Print every line below exactly as written, but leave the pictures behind.

(Items from an interface collection)
....
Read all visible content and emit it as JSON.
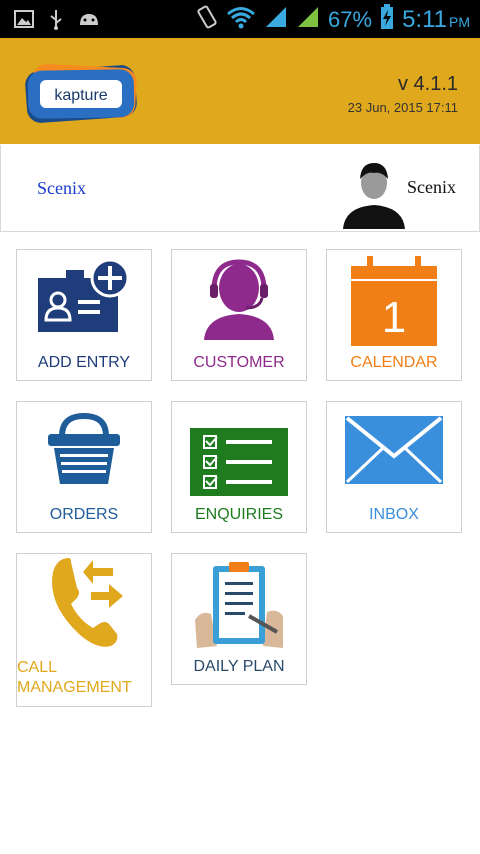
{
  "status_bar": {
    "battery_percent": "67%",
    "time": "5:11",
    "ampm": "PM",
    "icons": [
      "image-icon",
      "usb-icon",
      "android-icon",
      "vibrate-icon",
      "wifi-icon",
      "signal-icon",
      "signal-icon",
      "battery-charging-icon"
    ]
  },
  "header": {
    "logo_text": "kapture",
    "version": "v 4.1.1",
    "datetime": "23 Jun, 2015 17:11",
    "background_color": "#e0a81c"
  },
  "user": {
    "company": "Scenix",
    "name": "Scenix"
  },
  "tiles": [
    {
      "label": "ADD ENTRY",
      "color": "#1f3d7a"
    },
    {
      "label": "CUSTOMER",
      "color": "#8e2a8b"
    },
    {
      "label": "CALENDAR",
      "color": "#f07f17"
    },
    {
      "label": "ORDERS",
      "color": "#1f5c9a"
    },
    {
      "label": "ENQUIRIES",
      "color": "#1e7b1e"
    },
    {
      "label": "INBOX",
      "color": "#3a8fdc"
    },
    {
      "label_line1": "CALL",
      "label_line2": "MANAGEMENT",
      "color": "#e0a81c"
    },
    {
      "label": "DAILY PLAN",
      "color": "#2a4a6a"
    }
  ],
  "calendar_day": "1"
}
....
[Task response]
Read all visible content and emit it as JSON.
{
  "status_bar": {
    "battery_percent": "67%",
    "time": "5:11",
    "ampm": "PM",
    "icons": [
      "image-icon",
      "usb-icon",
      "android-icon",
      "vibrate-icon",
      "wifi-icon",
      "signal-icon",
      "signal-icon",
      "battery-charging-icon"
    ]
  },
  "header": {
    "logo_text": "kapture",
    "version": "v 4.1.1",
    "datetime": "23 Jun, 2015 17:11",
    "background_color": "#e0a81c"
  },
  "user": {
    "company": "Scenix",
    "name": "Scenix"
  },
  "tiles": [
    {
      "label": "ADD ENTRY",
      "color": "#1f3d7a"
    },
    {
      "label": "CUSTOMER",
      "color": "#8e2a8b"
    },
    {
      "label": "CALENDAR",
      "color": "#f07f17"
    },
    {
      "label": "ORDERS",
      "color": "#1f5c9a"
    },
    {
      "label": "ENQUIRIES",
      "color": "#1e7b1e"
    },
    {
      "label": "INBOX",
      "color": "#3a8fdc"
    },
    {
      "label_line1": "CALL",
      "label_line2": "MANAGEMENT",
      "color": "#e0a81c"
    },
    {
      "label": "DAILY PLAN",
      "color": "#2a4a6a"
    }
  ],
  "calendar_day": "1"
}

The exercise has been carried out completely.